BEGIN Records provided
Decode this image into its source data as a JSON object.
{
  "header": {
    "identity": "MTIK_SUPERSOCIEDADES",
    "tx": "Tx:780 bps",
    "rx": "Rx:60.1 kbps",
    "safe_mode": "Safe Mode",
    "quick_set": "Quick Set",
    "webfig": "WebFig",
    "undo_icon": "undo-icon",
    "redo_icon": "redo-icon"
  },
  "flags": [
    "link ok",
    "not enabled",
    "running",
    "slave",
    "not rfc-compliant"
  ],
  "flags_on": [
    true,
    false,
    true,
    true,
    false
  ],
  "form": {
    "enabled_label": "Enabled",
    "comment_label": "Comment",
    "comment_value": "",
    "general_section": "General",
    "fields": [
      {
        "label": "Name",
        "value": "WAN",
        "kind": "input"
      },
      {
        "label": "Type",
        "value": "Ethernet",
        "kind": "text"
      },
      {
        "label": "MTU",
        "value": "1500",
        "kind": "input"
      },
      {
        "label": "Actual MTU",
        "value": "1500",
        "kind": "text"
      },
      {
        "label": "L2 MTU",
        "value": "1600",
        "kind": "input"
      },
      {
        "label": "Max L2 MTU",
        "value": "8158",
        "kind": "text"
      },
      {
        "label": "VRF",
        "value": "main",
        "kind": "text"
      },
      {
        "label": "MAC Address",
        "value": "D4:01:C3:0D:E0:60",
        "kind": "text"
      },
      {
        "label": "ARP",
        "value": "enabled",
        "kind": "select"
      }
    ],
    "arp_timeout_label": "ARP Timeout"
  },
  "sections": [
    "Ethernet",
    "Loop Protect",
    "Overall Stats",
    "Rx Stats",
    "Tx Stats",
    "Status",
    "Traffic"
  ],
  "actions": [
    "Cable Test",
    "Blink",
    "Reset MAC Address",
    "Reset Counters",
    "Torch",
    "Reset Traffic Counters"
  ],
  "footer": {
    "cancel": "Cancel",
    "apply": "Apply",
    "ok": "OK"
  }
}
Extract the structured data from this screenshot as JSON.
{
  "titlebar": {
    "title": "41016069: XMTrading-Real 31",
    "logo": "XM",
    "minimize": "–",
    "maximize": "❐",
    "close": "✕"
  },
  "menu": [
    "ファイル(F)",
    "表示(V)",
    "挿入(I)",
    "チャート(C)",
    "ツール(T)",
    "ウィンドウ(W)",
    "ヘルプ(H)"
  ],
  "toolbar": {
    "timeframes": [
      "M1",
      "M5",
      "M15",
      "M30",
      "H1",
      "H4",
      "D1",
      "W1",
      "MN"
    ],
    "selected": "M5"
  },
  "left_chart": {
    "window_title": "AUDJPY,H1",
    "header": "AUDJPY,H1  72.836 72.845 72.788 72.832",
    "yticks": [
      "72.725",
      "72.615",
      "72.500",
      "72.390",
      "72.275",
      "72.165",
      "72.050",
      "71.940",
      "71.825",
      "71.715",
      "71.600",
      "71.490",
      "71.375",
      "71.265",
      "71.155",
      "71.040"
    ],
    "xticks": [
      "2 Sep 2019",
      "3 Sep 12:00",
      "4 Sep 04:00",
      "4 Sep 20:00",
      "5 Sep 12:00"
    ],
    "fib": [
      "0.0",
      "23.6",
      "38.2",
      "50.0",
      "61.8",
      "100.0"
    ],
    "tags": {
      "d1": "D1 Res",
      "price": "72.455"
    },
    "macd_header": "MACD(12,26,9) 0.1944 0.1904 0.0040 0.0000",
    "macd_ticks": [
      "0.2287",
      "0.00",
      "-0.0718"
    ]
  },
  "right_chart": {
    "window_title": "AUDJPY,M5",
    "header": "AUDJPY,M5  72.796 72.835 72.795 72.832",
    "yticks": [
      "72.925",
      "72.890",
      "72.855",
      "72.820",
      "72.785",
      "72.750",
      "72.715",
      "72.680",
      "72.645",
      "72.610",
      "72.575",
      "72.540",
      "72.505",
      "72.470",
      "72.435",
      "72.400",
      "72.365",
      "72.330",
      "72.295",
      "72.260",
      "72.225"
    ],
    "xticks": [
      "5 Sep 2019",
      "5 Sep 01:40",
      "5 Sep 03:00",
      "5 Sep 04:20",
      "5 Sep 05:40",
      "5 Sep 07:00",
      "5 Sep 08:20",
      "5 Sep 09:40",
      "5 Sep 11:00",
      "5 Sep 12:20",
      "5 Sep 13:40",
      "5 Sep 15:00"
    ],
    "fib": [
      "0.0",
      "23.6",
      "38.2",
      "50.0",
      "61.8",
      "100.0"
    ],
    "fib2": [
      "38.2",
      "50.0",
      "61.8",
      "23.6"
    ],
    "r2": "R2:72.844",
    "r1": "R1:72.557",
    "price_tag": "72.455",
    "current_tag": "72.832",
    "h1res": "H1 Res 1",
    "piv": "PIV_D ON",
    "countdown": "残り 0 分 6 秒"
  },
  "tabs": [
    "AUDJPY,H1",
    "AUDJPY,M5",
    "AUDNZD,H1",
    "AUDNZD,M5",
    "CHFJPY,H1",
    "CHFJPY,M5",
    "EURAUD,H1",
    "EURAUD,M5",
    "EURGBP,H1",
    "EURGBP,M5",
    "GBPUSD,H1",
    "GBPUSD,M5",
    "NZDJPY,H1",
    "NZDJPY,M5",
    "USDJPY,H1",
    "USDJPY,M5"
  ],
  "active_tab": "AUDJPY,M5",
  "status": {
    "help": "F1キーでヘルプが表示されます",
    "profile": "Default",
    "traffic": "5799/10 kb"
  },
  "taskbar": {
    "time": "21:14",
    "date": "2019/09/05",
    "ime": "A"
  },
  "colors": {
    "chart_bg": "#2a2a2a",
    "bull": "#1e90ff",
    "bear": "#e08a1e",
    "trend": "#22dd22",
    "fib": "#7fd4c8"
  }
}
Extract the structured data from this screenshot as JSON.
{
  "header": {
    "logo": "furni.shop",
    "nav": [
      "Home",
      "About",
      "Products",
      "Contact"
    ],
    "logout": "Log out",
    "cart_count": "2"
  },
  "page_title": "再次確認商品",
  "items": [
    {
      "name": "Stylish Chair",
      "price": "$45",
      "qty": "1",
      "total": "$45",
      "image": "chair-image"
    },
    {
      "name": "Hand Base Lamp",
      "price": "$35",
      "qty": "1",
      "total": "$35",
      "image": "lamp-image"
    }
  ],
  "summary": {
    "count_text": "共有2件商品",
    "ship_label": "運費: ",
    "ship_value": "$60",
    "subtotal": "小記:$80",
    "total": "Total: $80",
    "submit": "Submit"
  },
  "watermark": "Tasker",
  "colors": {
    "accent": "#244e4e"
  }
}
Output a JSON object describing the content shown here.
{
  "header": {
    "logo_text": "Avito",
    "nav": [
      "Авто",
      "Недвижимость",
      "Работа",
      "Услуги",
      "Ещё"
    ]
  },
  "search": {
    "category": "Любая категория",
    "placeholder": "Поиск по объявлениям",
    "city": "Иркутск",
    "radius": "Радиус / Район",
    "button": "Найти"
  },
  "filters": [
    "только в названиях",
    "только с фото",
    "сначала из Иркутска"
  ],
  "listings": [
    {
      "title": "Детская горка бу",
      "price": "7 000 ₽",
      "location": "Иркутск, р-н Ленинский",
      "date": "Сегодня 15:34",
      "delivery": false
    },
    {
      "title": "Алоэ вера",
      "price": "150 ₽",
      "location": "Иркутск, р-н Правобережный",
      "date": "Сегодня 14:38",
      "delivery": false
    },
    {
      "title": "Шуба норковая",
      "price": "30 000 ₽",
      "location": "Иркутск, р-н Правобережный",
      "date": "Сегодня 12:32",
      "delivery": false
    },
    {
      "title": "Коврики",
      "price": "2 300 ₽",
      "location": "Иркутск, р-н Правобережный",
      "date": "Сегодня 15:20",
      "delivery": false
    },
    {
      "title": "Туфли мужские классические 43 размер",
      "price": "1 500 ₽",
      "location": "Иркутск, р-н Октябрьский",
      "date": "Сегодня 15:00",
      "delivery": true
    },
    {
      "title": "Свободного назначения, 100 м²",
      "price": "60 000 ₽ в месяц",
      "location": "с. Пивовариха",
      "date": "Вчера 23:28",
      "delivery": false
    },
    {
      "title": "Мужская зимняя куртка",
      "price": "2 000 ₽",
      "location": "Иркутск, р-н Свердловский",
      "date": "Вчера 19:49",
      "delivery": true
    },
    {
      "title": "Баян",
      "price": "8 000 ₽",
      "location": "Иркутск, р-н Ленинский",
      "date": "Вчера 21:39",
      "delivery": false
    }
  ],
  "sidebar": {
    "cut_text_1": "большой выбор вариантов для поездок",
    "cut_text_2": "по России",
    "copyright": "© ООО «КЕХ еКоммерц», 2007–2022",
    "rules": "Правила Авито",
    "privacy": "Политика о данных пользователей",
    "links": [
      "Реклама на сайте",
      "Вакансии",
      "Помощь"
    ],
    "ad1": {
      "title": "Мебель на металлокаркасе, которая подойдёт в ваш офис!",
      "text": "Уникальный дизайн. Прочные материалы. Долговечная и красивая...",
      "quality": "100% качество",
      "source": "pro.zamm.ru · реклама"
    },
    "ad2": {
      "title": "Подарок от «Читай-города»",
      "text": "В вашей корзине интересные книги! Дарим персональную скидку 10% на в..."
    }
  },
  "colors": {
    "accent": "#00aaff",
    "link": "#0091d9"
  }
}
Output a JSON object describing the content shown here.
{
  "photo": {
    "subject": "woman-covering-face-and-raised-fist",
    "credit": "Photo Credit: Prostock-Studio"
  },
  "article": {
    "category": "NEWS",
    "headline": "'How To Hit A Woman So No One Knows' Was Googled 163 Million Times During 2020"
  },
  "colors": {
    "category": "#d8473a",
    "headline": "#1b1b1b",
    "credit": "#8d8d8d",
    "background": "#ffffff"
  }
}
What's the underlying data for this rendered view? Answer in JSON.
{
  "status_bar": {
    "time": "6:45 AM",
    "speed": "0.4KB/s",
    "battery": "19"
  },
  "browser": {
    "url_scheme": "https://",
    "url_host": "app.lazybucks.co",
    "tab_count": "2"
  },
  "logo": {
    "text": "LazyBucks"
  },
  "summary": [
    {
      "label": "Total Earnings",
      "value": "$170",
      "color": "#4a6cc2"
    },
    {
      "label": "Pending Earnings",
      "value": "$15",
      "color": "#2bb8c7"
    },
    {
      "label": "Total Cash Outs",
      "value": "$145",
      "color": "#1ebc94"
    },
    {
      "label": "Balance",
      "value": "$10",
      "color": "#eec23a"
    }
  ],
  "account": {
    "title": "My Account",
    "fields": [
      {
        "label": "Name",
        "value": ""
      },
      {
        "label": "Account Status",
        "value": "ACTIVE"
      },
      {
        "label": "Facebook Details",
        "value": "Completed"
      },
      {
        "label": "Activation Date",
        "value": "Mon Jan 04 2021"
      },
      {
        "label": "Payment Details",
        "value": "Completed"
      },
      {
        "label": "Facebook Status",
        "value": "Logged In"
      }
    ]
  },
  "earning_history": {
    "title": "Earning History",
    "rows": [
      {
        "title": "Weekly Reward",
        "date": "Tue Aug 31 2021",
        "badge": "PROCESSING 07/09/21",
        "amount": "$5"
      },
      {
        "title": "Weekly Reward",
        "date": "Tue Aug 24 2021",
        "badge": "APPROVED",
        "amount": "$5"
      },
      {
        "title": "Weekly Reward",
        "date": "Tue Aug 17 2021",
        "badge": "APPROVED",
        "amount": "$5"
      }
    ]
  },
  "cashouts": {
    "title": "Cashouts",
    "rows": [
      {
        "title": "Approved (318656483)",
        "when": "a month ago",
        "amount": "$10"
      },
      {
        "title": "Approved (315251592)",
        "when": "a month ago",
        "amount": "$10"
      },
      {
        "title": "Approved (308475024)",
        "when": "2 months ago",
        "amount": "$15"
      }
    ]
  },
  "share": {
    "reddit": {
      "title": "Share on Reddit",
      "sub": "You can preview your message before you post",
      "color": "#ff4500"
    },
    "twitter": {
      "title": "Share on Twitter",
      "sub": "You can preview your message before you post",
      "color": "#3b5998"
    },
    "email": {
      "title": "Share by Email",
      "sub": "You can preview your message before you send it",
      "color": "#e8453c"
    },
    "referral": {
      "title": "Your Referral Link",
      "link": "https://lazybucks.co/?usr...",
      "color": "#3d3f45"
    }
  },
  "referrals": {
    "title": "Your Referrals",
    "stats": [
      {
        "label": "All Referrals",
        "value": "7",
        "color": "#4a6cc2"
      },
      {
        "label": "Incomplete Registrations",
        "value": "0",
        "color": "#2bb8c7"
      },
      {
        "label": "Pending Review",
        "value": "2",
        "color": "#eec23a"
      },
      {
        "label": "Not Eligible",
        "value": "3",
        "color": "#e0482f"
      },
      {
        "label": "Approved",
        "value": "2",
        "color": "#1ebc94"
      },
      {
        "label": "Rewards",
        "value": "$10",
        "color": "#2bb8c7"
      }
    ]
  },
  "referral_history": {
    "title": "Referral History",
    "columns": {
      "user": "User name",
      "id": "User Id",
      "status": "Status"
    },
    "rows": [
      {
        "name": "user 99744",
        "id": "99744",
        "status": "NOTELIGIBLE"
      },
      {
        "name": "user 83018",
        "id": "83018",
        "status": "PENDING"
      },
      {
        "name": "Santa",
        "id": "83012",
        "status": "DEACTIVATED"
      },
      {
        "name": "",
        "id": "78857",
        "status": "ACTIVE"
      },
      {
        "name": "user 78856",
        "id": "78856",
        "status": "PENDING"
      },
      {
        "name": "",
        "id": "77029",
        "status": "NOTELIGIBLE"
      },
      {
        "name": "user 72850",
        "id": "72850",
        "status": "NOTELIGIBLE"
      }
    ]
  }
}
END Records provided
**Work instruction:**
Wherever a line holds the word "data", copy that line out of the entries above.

**Response to the task:**
Decode this image into its source data as a JSON object.
Extract the structured data from this screenshot as JSON.
Extract the structured data from this screenshot as JSON.
What's the underlying data for this rendered view? Answer in JSON.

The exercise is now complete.